I bought this album on cassette, and this was the first song that I think I really connected with, I knew all the words. And it didn’t really get me the girl, but we forged a really close friendship, and it opened my cultural ears to something that I wasn’t really quote unquote supposed to be into.

Song: Nirvana – “All Apologies”

AV: That was Nirvana with "All Apologies". What’s next?

BT: Next up, Tupac!

Well I had to get some hip-hop in here, and I’ve chosen the track “Changes” because it’s one of his more political tracks.

This isn’t a gangster track so much. This is like a clarion call from the hood. He’s talking about police brutality, he’s talking about Black Panthers, and those are familiar themes that I think, especially today, you can hear echoes of songs like this so relevant in the Eric Garners, in the Tamir Rices and all of the police violence that still affects so many of our communities. He called it.

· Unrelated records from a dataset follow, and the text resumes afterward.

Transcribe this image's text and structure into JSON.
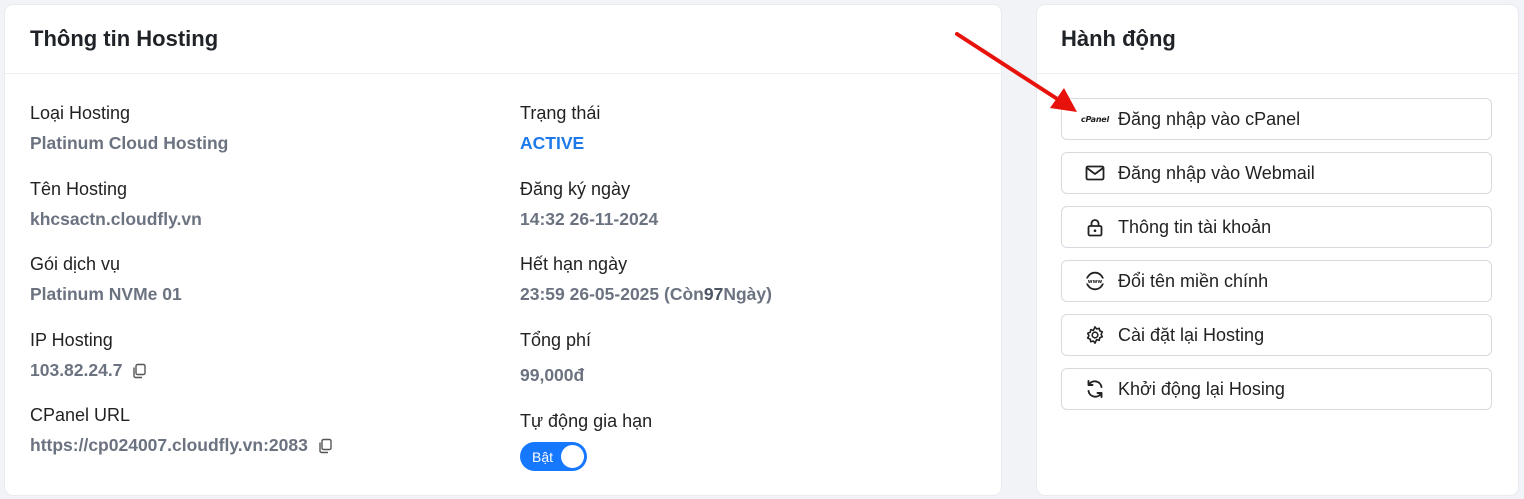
{
  "info": {
    "title": "Thông tin Hosting",
    "left": [
      {
        "label": "Loại Hosting",
        "value": "Platinum Cloud Hosting"
      },
      {
        "label": "Tên Hosting",
        "value": "khcsactn.cloudfly.vn"
      },
      {
        "label": "Gói dịch vụ",
        "value": "Platinum NVMe 01"
      },
      {
        "label": "IP Hosting",
        "value": "103.82.24.7"
      },
      {
        "label": "CPanel URL",
        "value": "https://cp024007.cloudfly.vn:2083"
      }
    ],
    "right": {
      "status": {
        "label": "Trạng thái",
        "value": "ACTIVE"
      },
      "registered": {
        "label": "Đăng ký ngày",
        "value": "14:32 26-11-2024"
      },
      "expires": {
        "label": "Hết hạn ngày",
        "value": "23:59 26-05-2025",
        "remaining_prefix": "(Còn ",
        "remaining_days": "97",
        "remaining_suffix": " Ngày)"
      },
      "total": {
        "label": "Tổng phí",
        "value": "99,000đ"
      },
      "auto_renew": {
        "label": "Tự động gia hạn",
        "toggle_label": "Bật",
        "on": true
      }
    }
  },
  "actions": {
    "title": "Hành động",
    "items": [
      {
        "label": "Đăng nhập vào cPanel",
        "icon": "cpanel-logo",
        "icon_text": "cPanel"
      },
      {
        "label": "Đăng nhập vào Webmail",
        "icon": "mail-icon"
      },
      {
        "label": "Thông tin tài khoản",
        "icon": "lock-icon"
      },
      {
        "label": "Đổi tên miền chính",
        "icon": "www-globe-icon"
      },
      {
        "label": "Cài đặt lại Hosting",
        "icon": "gear-icon"
      },
      {
        "label": "Khởi động lại Hosing",
        "icon": "refresh-icon"
      }
    ]
  },
  "colors": {
    "accent": "#1677ff",
    "active": "#1e7ae8",
    "arrow": "#e8120c"
  }
}
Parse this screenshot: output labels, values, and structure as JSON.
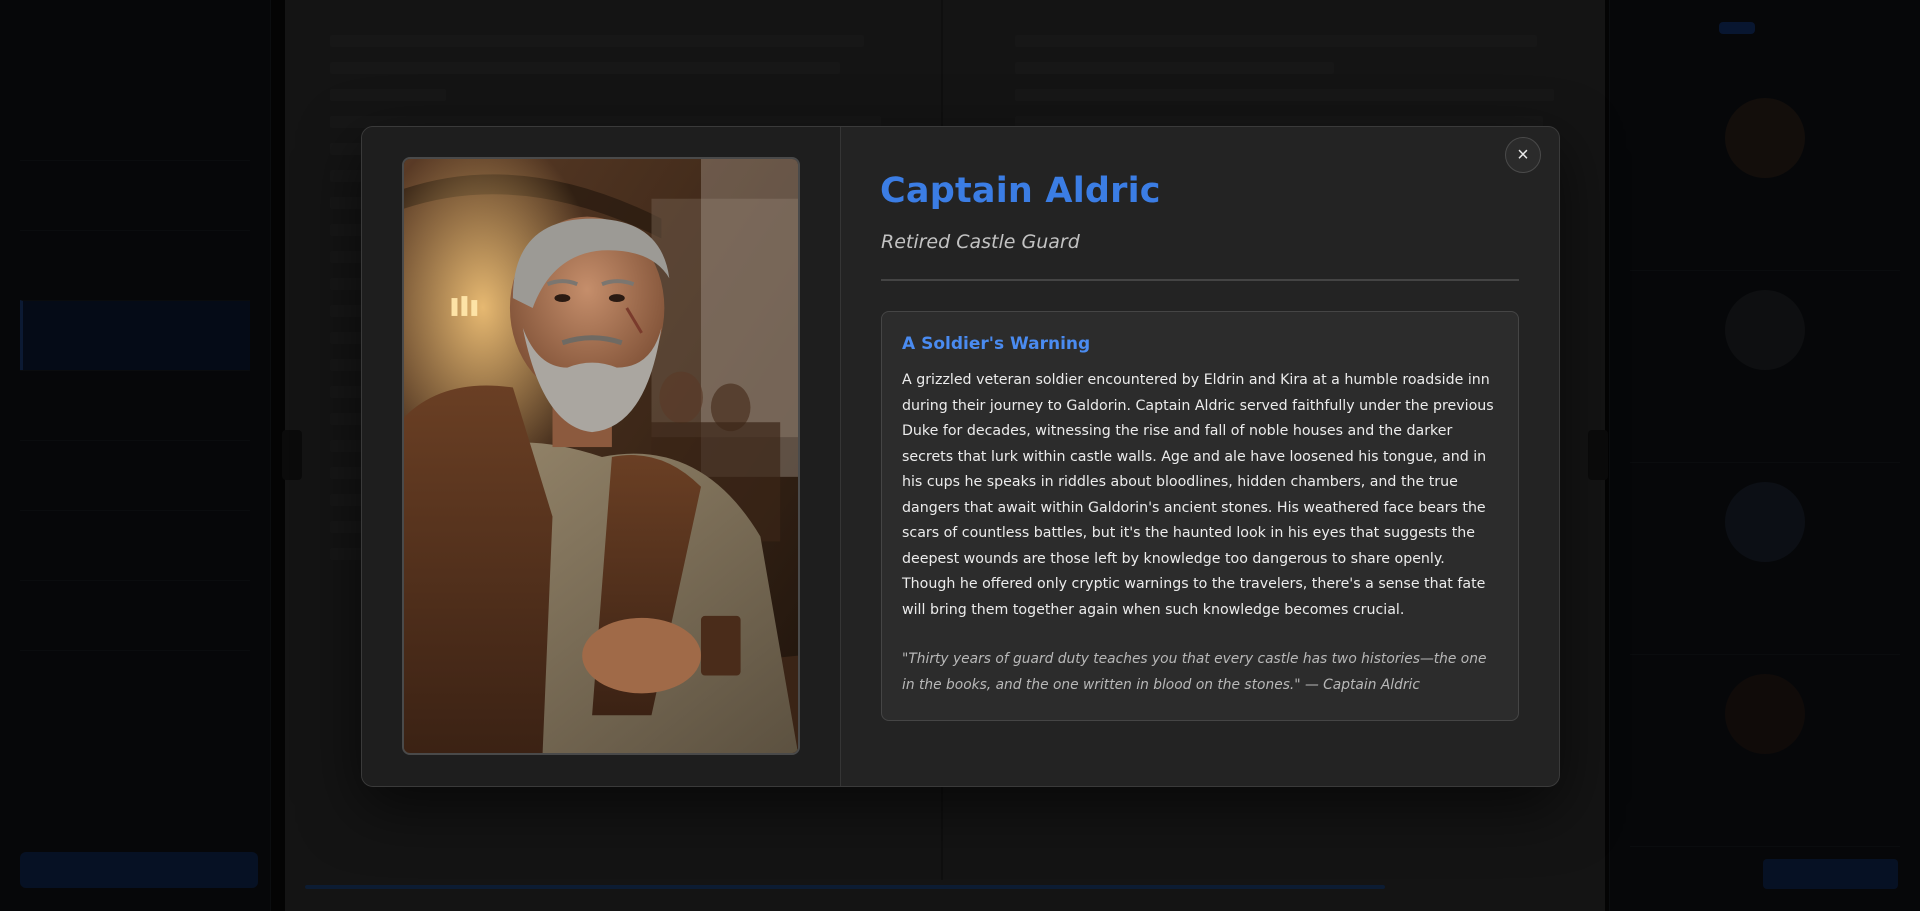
{
  "modal": {
    "close_label": "×",
    "character": {
      "name": "Captain Aldric",
      "role": "Retired Castle Guard",
      "portrait_icon": "character-portrait"
    },
    "bio": {
      "heading": "A Soldier's Warning",
      "text": "A grizzled veteran soldier encountered by Eldrin and Kira at a humble roadside inn during their journey to Galdorin. Captain Aldric served faithfully under the previous Duke for decades, witnessing the rise and fall of noble houses and the darker secrets that lurk within castle walls. Age and ale have loosened his tongue, and in his cups he speaks in riddles about bloodlines, hidden chambers, and the true dangers that await within Galdorin's ancient stones. His weathered face bears the scars of countless battles, but it's the haunted look in his eyes that suggests the deepest wounds are those left by knowledge too dangerous to share openly. Though he offered only cryptic warnings to the travelers, there's a sense that fate will bring them together again when such knowledge becomes crucial.",
      "quote": "\"Thirty years of guard duty teaches you that every castle has two histories—the one in the books, and the one written in blood on the stones.\" — Captain Aldric"
    },
    "accent_color": "#3b7de4"
  }
}
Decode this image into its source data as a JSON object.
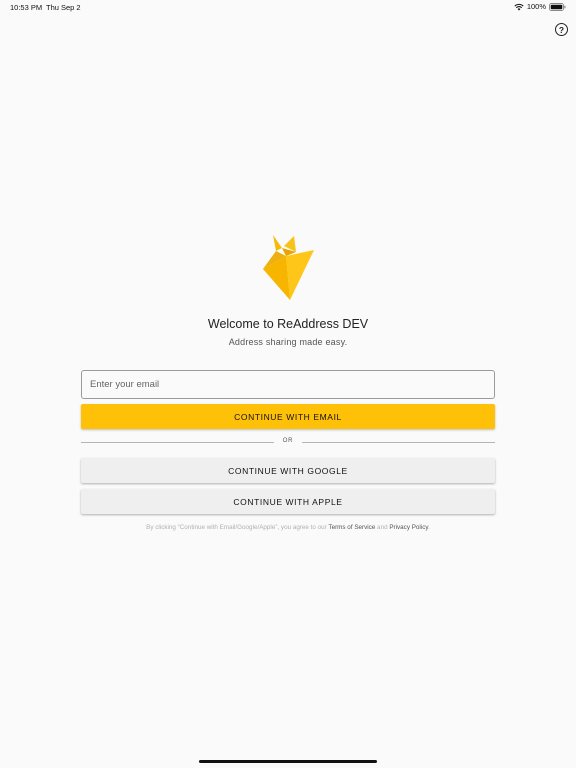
{
  "status_bar": {
    "time": "10:53 PM",
    "date": "Thu Sep 2",
    "battery": "100%"
  },
  "help": {
    "label": "?"
  },
  "brand": {
    "accent_color": "#ffc107",
    "logo_icon": "paper-flame-logo"
  },
  "welcome": {
    "title": "Welcome to ReAddress DEV",
    "subtitle": "Address sharing made easy."
  },
  "email": {
    "value": "",
    "placeholder": "Enter your email"
  },
  "buttons": {
    "continue_email": "CONTINUE WITH EMAIL",
    "divider_text": "OR",
    "continue_google": "CONTINUE WITH GOOGLE",
    "continue_apple": "CONTINUE WITH APPLE"
  },
  "legal": {
    "prefix": "By clicking “Continue with Email/Google/Apple”, you agree to our ",
    "terms": "Terms of Service",
    "and": " and ",
    "privacy": "Privacy Policy",
    "suffix": "."
  }
}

Song: Tupac – “Changes”

BT: Also here’s what I loved about him, Tupac was one of the first to not just rap like there was, there was harmony, and melody going on in the way he rhymed, not just in the chorus.

AV: It was the cadence.

BT: Yeah, but it was still hard. Nobody accused him of like being this soft R&B hip-hop dude.

AV: He wasn’t Drake.

BT: No, no, this... he was like, proto-hardcore Drake. I mean, "thug life" was tattooed on his body, so he represented that life in a very strong way and other ways, but there was just something really melodic about his delivery.

And that softness around this hardcore thug edge, it just made the message resonate more for me.

AV: Could you relate to that duality of Tupac? In a sense of him, you mentioned, being hardcore, thug life, but then this was a voice of consciousness.

BT: Yeah and I think, you know, obviously I was a hardcore gangster -- not at all -- BUT the duality is something I’ve definitely lived. And I think growing up in the house I did, to the mother I have, but also going to private schools, majority white communities, having grown up in a neighborhood that was ravaged by crack cocaine, and some violence, but then going off to Harvard University. You’re containing multiple worlds within your consciousness.

AV: So, what’s the last song you brought for us today?

BT: The next track is Oscar de Leon, "Mi Mujer Es Una Bomba" and I chose this track because it affected my life in a time when I realized I could dance.

I didn’t grow up dancing, I was like a kid on the wall. I was very shy, I didn’t know how to approach women, I just knew the two step.

AV: How old were you?

BT: When I found this song I was just out of college, I was 21 or 22 years old, I just got my driver’s license, I was living in Boston, and I would rent cars to be able to drive them. I didn’t own a car yet and I would go to the Boston Logan Airport, and rent a car for like the weekend, and then hit the salsa club, with the top down blasting this.

AV: Wow.

BT: And my good friend Greg, Greg Selben, sadly I also chose this because Greg committed suicide a few years ago, and he was a salsero. This Jewish kid from Illinois, just outside of Chicago could move, and it used to upset me, I’m like how does this white boy dance better than me? But I learned from Greg and he got me this Oscar de Leon CD for my 21st birthday.

So this is kind of in honor of Gregg and his life, it’s also in honor of my own discovery of the forms of expression that I really connect with. I’m not a professional dancer, by any means, but I’d like to say whatever side of the Mississippi I’m on, I’m probably the best dancer.

Song: Oscar De Leon – “Mi Mujer Es Una Bomba"

AV: That was Oscar De Leon with "Mi Mujer Es Una Bomba" selected by Thurston, Mr. Thurston, Baratunde Thurston, thank you so much sir.

BT: Thank you so much Anthony, a pleasure to be here.